Elizabeth Lindsey is a fellow of the National Geographic Society. Her mission: to keep ancestral voices alive by recording indigenous wisdom and traditions.

Why you should listen to her:

Elizabeth Kapu’uwailani Lindsey wants the world to remember the people who came before us. The actor-turned-anthropologist has made it her mission to find, preserve and share the knowledge and traditions of indigenous populations before they disappear. She’s working with Google to create a geospatial Map of the Human Story, using the indigenous science of wayfinding to chart tales at risk of being lost.

In 2011, Lindsey, who’s the first female fellow and first Polynesian explorer at the National Geographic Society, will set out on a 186-day global expedition to document what she calls “teachings critical to navigating the complexity of our times.” Lindsey’s 1996 documentary Then There Were None, which chronicled the near-extinction of native Hawaiians, has become a must-see in many history classrooms. She was named Hawaii’s Woman of the Year in 2004.

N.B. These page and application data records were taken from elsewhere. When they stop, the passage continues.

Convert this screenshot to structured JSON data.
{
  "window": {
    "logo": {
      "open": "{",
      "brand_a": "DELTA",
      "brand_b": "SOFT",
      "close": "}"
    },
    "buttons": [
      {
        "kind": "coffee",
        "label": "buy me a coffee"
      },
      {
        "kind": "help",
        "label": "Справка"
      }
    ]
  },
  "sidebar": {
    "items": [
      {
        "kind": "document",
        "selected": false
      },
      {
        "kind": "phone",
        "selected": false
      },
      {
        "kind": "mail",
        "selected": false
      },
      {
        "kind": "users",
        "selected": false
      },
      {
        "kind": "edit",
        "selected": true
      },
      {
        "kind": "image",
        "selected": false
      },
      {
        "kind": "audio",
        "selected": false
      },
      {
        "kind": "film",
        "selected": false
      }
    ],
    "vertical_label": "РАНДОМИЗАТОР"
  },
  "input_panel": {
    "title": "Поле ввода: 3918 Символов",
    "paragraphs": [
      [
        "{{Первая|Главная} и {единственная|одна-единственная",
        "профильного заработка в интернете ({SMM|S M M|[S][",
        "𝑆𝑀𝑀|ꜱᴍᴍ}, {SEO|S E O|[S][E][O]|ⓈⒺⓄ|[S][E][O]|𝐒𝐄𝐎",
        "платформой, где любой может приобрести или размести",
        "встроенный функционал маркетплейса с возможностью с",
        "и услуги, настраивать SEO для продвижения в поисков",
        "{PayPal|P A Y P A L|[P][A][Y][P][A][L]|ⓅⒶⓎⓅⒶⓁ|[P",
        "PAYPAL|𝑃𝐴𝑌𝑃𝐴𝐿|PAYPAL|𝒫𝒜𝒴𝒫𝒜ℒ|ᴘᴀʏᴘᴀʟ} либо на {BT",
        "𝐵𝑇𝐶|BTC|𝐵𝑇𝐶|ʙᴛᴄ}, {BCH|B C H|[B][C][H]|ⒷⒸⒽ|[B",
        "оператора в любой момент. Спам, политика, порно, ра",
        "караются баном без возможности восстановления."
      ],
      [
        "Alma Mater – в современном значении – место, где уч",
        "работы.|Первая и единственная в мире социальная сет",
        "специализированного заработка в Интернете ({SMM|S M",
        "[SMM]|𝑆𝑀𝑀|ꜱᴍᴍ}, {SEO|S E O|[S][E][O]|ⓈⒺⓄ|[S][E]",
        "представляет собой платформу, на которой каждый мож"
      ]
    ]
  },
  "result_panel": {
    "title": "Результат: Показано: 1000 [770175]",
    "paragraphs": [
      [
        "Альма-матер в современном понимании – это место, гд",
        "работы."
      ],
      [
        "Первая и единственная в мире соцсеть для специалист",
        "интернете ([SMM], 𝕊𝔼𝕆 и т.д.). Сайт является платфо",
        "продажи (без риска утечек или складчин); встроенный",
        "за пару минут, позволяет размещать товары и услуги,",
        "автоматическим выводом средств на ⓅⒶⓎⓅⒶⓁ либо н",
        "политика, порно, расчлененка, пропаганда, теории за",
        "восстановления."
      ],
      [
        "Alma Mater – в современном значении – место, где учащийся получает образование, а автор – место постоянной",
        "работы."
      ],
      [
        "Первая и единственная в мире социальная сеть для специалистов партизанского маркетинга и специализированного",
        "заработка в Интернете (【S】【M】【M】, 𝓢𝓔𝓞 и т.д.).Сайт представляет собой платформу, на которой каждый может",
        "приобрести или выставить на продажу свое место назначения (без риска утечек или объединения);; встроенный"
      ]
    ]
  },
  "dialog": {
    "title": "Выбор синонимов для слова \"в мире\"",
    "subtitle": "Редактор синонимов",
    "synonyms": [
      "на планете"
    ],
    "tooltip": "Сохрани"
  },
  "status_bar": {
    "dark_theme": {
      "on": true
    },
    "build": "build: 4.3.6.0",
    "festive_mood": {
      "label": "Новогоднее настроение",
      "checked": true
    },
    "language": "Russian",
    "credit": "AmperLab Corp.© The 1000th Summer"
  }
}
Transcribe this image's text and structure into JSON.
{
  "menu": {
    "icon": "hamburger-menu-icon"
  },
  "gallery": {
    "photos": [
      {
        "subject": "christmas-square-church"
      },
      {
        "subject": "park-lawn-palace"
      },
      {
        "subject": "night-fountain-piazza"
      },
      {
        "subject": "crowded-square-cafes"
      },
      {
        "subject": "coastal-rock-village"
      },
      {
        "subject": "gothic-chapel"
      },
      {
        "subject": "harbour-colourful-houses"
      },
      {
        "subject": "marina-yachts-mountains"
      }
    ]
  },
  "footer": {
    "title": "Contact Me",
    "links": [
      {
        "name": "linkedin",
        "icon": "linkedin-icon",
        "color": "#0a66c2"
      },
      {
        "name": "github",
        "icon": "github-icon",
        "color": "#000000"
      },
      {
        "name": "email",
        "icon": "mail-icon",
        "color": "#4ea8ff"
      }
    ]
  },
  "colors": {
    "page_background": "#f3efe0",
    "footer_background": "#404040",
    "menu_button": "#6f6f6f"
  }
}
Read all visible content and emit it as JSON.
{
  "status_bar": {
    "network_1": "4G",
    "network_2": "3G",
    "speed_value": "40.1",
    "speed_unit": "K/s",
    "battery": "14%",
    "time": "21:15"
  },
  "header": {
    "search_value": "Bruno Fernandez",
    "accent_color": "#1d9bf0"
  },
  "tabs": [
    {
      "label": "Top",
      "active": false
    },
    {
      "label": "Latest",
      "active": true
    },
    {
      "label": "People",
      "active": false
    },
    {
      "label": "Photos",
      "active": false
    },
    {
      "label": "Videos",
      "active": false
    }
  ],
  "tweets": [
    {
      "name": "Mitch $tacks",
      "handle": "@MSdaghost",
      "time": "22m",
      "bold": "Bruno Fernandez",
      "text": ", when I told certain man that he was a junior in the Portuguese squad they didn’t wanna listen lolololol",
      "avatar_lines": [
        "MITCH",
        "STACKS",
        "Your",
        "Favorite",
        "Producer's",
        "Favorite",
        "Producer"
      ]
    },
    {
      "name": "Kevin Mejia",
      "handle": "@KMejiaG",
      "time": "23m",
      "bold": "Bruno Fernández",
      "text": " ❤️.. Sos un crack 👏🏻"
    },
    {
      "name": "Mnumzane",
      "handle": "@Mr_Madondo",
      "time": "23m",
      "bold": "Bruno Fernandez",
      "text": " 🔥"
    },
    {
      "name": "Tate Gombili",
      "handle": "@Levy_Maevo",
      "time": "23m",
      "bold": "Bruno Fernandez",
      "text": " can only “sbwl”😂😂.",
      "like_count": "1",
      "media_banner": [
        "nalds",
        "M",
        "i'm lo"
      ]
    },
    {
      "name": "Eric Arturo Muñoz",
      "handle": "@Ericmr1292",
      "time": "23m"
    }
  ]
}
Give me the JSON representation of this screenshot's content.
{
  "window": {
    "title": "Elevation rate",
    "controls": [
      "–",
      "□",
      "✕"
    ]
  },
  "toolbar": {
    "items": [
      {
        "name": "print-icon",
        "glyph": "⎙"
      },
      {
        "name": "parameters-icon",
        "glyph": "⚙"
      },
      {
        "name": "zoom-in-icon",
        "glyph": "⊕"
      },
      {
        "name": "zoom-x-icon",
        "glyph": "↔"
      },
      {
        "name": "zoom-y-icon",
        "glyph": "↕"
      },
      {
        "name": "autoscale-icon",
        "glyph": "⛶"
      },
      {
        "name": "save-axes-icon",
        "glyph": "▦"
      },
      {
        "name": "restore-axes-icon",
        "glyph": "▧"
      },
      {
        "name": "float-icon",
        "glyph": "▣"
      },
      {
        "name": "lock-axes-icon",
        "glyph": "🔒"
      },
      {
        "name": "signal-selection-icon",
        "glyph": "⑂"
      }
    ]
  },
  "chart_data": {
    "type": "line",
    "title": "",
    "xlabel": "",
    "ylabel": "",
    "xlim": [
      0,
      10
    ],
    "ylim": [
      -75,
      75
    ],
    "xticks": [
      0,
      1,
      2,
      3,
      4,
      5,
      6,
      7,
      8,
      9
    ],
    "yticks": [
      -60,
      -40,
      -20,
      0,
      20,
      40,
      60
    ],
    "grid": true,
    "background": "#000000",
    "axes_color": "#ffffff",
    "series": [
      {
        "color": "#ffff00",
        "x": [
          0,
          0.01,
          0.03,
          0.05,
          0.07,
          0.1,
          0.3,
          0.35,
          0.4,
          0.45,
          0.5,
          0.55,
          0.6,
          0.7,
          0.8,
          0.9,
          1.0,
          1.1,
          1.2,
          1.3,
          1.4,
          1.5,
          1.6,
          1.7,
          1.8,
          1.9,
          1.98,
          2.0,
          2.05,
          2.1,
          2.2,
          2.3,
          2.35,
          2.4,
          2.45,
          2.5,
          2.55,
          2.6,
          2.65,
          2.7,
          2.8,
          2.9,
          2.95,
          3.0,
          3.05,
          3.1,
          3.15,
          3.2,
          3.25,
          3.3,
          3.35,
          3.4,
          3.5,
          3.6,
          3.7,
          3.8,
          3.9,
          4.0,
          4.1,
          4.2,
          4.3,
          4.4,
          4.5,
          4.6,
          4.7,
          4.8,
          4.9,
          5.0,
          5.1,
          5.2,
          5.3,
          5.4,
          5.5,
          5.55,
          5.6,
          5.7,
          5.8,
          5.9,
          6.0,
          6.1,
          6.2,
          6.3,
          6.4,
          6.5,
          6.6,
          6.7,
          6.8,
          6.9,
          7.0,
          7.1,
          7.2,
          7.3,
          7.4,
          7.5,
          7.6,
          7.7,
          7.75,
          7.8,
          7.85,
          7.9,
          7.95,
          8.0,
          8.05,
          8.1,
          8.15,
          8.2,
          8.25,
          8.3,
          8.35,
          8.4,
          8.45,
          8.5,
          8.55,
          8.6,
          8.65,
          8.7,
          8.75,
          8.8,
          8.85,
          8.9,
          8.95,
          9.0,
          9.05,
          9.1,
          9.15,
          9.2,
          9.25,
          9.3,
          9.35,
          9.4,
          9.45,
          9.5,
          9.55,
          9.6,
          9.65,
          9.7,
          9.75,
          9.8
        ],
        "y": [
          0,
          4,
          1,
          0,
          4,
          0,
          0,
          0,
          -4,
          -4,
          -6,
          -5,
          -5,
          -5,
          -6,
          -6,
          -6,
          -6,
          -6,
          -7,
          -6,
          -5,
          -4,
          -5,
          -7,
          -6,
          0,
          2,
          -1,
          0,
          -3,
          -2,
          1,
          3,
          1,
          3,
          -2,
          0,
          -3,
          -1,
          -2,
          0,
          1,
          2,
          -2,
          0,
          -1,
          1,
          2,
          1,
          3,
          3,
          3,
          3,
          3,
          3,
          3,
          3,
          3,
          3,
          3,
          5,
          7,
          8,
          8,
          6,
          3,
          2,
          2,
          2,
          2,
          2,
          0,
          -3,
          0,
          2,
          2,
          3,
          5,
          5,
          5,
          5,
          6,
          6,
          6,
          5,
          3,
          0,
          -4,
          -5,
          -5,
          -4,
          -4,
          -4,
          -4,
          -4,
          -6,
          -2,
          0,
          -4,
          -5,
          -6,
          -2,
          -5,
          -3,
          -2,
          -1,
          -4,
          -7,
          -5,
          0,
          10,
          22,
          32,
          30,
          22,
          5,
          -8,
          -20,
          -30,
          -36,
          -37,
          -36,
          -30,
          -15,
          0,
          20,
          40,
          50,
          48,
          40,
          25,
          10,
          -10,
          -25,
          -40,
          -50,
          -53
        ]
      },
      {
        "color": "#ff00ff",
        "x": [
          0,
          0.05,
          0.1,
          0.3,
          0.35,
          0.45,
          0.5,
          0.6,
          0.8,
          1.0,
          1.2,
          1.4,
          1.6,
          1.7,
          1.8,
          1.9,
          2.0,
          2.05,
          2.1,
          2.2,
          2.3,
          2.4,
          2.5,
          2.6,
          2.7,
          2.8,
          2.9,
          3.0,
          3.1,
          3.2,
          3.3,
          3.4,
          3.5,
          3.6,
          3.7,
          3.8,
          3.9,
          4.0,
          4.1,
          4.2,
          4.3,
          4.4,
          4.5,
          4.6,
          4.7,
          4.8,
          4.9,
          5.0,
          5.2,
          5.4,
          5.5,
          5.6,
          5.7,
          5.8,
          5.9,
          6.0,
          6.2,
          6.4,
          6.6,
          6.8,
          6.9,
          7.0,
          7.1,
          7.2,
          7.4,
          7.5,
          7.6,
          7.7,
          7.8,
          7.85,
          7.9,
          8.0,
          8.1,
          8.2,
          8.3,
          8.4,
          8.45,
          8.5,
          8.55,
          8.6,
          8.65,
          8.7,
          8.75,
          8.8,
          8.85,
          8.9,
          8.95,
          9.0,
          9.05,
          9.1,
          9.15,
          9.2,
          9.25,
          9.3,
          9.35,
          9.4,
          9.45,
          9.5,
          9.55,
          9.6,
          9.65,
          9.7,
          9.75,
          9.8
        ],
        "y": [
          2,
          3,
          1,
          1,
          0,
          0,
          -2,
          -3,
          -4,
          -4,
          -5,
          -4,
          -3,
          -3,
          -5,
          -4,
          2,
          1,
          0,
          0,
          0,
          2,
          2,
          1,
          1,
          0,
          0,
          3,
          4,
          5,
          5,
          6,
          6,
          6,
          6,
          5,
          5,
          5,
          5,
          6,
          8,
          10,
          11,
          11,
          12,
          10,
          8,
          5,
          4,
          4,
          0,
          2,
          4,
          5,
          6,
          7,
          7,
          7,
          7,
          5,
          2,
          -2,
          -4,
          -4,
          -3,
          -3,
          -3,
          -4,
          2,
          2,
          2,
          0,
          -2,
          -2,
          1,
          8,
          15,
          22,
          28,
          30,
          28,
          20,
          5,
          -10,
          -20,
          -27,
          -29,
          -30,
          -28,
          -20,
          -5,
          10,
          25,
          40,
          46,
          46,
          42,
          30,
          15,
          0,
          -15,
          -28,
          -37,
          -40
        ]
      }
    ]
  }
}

“To have a Native person research indigenous knowledge and practices marks a new era for National Geographic. The society is trying to get away from the image of the white explorer ‘sticking a flag on something.’”  current.org